Interested in getting into the bird sitting business? Before you quit your present job and dive into pet sitting, do your homework. Learn all you can about the business, and see if it is really right for you:
- Buy a book(s) on the subject to use as a reference.
- Talk to large, multi-employee pet sitting services and boarding facilities, as well as smaller, one-person operations. Ask what they believe are the positives and negatives in this type of work.
What Type Of Service Will You Offer?
- Will you care for birds only or others animals as well?
You’ll be more marketable if you open up your business to all types of pets, because some clients will have multiple pets and will want you to care for all of them.
- Pet sitters who specialize in birds are most successful in large metropolitan areas, where there are large numbers of pet birds to support a bird-only type of pet sitting service.
- Will you board birds in your home or only care for people’s pets in their homes?
If you board at your home, make sure you have the room to do so.
Check with your city and county offices to see if there are zoning restrictions prohibiting home-based businesses and if a business license is required.
- If you will be driving to clients’ homes, how far away will you drive?
- Will you rent an office or run the business from your home?
- Do you want to care for the animals yourself, or will you hire employees to do this while you manage the business?
These organizations offer pet sitting accreditation programs:
- National Association of Professional Pet Sitters (NAPPS) (www.petsitters.org)
Its home study course covers a variety of topics, such as how to recognize the symptoms of illness, how to administer medication, dealing with behavior problems, how to handle emergencies and the business aspects of pet sitting. Once the course is completed, students take a test and, if they pass, they can apply to become NAPPS-certified.
- Pet Sitters International (PSI) (www.petsit.com)
Its accreditation program consists of three home study courses.
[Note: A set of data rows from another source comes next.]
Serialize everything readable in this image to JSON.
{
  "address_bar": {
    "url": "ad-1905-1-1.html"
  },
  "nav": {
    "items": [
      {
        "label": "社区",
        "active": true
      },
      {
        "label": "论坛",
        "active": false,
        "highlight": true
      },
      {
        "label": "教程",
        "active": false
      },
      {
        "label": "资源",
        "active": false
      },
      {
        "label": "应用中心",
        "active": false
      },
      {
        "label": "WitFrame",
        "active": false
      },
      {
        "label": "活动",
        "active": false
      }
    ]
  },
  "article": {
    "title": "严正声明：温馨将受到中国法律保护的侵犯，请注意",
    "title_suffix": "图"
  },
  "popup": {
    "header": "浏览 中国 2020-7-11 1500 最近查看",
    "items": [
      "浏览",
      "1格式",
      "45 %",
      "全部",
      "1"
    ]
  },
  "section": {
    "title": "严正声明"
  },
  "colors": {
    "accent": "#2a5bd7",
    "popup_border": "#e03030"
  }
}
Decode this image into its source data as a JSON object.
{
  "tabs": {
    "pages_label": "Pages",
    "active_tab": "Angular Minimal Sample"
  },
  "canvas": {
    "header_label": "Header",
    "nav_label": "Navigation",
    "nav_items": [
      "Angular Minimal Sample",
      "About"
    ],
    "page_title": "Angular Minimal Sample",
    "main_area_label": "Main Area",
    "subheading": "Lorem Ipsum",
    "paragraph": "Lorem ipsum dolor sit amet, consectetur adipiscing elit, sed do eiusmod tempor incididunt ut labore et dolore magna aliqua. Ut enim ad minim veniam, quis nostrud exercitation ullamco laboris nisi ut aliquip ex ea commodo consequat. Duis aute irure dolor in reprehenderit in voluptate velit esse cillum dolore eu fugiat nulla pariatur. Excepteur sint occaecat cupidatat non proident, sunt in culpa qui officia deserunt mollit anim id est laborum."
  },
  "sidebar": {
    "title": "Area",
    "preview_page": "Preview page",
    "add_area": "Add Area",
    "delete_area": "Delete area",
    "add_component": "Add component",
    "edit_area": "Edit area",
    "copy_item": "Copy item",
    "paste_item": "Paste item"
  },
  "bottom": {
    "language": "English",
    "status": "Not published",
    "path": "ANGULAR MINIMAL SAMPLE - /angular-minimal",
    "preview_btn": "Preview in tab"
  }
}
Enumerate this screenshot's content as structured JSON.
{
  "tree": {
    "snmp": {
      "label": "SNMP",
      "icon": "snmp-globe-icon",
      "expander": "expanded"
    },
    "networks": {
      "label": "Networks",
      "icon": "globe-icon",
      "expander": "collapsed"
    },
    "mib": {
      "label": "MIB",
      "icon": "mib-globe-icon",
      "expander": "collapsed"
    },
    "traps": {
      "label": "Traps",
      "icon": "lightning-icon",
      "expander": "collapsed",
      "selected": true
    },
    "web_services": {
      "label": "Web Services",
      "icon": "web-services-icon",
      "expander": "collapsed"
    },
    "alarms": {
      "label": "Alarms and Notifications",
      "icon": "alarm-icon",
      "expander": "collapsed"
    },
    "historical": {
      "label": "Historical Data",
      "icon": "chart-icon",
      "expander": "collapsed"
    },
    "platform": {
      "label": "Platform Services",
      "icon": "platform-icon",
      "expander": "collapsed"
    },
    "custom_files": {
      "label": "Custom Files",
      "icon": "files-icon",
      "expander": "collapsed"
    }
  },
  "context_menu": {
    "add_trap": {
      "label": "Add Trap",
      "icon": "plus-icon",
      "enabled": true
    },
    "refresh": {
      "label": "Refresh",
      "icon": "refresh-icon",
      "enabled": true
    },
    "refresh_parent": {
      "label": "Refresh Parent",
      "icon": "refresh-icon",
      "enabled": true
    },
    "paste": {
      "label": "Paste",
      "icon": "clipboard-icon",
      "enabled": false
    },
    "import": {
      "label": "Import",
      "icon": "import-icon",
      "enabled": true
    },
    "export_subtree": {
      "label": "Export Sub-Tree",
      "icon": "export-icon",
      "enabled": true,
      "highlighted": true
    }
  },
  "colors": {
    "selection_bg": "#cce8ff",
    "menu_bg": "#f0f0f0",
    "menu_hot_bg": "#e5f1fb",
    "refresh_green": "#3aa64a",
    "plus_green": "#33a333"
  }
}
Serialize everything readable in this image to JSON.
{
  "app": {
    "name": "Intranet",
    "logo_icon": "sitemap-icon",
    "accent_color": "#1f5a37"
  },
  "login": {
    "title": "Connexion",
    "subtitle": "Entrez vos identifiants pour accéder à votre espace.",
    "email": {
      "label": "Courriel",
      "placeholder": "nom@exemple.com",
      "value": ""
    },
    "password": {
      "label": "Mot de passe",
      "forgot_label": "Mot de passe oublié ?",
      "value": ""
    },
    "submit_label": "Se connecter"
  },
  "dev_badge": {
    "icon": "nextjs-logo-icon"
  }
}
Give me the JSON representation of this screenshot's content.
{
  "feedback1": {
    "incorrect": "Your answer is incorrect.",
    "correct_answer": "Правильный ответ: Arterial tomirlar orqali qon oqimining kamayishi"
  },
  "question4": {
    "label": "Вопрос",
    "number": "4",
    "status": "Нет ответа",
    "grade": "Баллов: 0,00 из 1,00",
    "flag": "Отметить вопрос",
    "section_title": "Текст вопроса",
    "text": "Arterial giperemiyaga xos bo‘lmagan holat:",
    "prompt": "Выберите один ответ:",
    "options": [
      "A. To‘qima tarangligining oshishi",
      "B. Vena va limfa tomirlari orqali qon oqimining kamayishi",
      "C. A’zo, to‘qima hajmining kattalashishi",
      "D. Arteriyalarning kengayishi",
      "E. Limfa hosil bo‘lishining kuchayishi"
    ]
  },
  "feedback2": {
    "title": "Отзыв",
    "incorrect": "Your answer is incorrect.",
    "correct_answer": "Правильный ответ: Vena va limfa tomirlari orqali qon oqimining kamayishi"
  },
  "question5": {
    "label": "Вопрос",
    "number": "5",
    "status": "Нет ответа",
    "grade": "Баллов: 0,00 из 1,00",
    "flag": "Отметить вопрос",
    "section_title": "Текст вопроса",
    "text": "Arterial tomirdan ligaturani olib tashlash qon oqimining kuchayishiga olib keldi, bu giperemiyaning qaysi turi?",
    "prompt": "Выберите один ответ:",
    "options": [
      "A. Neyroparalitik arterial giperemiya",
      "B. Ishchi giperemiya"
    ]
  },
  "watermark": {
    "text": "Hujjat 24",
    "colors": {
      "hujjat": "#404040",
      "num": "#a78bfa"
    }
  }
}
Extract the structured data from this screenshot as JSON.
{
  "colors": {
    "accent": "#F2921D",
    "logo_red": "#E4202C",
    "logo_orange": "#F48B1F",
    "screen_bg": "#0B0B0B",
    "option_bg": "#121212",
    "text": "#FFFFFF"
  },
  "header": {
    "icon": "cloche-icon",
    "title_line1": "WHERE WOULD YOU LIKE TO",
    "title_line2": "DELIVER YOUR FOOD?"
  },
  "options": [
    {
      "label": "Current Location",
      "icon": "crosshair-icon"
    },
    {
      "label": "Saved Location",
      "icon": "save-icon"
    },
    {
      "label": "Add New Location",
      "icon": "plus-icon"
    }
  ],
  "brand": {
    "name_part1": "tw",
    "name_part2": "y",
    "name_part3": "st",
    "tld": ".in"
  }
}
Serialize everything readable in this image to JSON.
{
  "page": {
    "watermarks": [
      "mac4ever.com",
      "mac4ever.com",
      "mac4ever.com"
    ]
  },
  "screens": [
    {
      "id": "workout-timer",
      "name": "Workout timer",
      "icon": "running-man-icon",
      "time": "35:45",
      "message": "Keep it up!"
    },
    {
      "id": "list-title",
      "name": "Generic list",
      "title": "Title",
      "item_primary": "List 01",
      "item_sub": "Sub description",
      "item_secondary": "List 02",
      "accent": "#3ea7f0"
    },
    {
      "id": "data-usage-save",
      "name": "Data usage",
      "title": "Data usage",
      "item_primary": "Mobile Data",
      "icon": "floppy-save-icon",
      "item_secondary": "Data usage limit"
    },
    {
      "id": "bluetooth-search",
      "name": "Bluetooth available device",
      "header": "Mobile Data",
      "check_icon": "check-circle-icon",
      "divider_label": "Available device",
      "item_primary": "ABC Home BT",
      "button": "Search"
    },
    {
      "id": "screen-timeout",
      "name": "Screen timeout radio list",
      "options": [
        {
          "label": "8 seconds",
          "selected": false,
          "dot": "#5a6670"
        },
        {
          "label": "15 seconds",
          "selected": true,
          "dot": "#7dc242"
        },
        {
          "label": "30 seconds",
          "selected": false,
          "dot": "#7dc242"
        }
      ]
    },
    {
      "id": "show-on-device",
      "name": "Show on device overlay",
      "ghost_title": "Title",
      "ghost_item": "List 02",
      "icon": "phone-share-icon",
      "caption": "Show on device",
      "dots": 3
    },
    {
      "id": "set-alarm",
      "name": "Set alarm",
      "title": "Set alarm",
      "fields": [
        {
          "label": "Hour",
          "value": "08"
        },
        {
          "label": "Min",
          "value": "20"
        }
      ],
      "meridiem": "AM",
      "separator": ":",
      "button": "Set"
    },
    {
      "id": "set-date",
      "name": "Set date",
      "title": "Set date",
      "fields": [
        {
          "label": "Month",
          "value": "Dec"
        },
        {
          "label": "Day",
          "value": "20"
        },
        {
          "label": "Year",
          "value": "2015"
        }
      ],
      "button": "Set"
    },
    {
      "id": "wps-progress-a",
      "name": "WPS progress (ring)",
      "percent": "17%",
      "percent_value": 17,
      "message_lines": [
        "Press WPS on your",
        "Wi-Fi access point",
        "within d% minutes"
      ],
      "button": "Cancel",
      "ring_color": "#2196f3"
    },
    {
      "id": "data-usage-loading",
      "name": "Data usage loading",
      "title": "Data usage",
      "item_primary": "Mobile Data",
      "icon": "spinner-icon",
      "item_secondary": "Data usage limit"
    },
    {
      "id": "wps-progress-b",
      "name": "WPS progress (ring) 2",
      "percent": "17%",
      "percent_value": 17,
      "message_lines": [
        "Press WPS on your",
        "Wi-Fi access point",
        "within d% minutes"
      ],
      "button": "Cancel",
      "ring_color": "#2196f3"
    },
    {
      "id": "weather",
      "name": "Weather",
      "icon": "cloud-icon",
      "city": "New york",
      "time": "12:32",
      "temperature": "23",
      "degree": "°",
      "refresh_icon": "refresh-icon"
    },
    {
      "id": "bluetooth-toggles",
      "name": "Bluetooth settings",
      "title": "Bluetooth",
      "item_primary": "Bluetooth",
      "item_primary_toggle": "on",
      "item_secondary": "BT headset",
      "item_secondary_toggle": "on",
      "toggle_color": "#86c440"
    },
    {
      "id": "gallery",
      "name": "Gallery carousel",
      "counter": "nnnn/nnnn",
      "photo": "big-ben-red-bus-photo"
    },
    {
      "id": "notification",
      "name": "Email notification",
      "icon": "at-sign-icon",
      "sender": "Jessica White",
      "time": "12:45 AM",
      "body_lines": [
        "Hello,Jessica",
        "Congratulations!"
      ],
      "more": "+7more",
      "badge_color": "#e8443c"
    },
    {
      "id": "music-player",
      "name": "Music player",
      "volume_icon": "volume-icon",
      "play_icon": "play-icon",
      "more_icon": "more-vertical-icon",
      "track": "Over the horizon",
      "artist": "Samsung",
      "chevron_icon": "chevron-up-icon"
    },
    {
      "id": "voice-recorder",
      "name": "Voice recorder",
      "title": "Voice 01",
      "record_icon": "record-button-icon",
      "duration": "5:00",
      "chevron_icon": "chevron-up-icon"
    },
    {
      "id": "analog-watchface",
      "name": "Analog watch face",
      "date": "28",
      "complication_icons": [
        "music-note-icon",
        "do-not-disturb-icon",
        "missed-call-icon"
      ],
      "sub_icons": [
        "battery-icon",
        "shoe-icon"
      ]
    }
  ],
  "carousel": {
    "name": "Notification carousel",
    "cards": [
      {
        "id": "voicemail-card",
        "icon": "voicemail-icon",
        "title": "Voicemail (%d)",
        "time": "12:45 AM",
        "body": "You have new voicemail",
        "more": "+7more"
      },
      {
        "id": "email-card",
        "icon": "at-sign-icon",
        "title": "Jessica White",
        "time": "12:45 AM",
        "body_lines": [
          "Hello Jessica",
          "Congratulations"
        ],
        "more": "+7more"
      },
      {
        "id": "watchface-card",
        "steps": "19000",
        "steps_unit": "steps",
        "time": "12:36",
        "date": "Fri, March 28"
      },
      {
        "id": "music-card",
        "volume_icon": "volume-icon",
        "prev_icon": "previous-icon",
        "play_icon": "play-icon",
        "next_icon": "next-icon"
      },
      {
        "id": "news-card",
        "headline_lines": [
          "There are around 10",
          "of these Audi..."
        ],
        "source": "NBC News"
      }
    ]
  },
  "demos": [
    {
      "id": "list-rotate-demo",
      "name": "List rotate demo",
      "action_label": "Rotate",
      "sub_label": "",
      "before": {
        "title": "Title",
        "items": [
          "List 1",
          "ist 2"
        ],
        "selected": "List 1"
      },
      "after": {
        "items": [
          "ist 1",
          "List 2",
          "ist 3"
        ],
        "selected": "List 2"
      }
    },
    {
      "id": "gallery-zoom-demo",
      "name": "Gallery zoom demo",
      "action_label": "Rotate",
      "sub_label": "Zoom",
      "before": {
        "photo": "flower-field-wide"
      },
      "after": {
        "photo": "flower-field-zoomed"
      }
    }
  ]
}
The first one is to achieve the level of pet sitting technician, the second course is to become an advanced pet sitting technician, and a third course is taken to earn the credential of master pet sitting technician.
Both organizations offer other educational opportunities to their members as well. NAPPS and PSI each host annual conventions offering seminars and workshops on a variety of pet care topics. PSI publishes a bi-monthly magazine, and NAPPS produces a quarterly newsletter, both of which are filled with tips and articles relating to the pet care industry.
- PIJAC — the Pet Industry Joint Advisory Council (www.pijac.org)
The PIJAC certification program is designed for pet store retailers, veterinary care staff, breeders and other pet care professionals, and offers courses in avian, canine, freshwater fish, reptile and small animal. The avian course covers the proper care and handling of birds, dietary needs of a different avian species, environment and sanitation standards, and the identification and treatment of common disorders. Students are awarded certification as a certified avian specialist (CAS).
- If you’ve achieved PSI certification, list yourself on the PSI website and/or list your service with NAPPS (NAPPS certification is not a requirement). On either website, pet owners type in their zip code and are given a list of pet sitters in their area.
- Take out an ad in the Yellow Pages, place ads in "shopper” or other free newspapers.
- Post flyers or print up business cards to leave in pet stores and veterinary clinics.
- Send out press releases to the local paper about your new business.
- Send pet owners a thank you note after they’ve used your service, offering a discount on future care for each referral they send your way.
How Much Will You Make?
The amount of income you can expect to make depends on how hard you market yourself, your level of professionalism, whether you are working alone or have employees working under you and where you live. A large metropolitan area will obviously provide a greater number of customers than a small town.
Come up with a total for how many half-hour visits your service can reasonably handle per week, and then multiply it times 52 for an annual figure.
Figure out how much you can realistically charge for each half-hour visit. The national average is $12 for each half-hour visit. Call pet sitters in your area to find out the going rate in your community. Multiply your price by the number of visits your service will make each year to arrive at estimated gross annual revenue.
Estimate your annual expenses. You’ll need to pay for liability insurance and a dishonesty bond. You’ll also need business cards and stationery printed up. Figure in advertising expenses and hands-on supplies like pet food, cages, travel carriers, gloves and first-aid supplies. Estimate the annual salaries for any employees as well. Add up your total annual expenses, and then subtract that number from your gross revenues to determine the annual net income.
If you just want to work part-time and earn a little extra income for the household, depending on where you live, you could net as much as $10,000 or $15,000 a year. The full-time business owner with one or two employees may make $50,000 a year or more.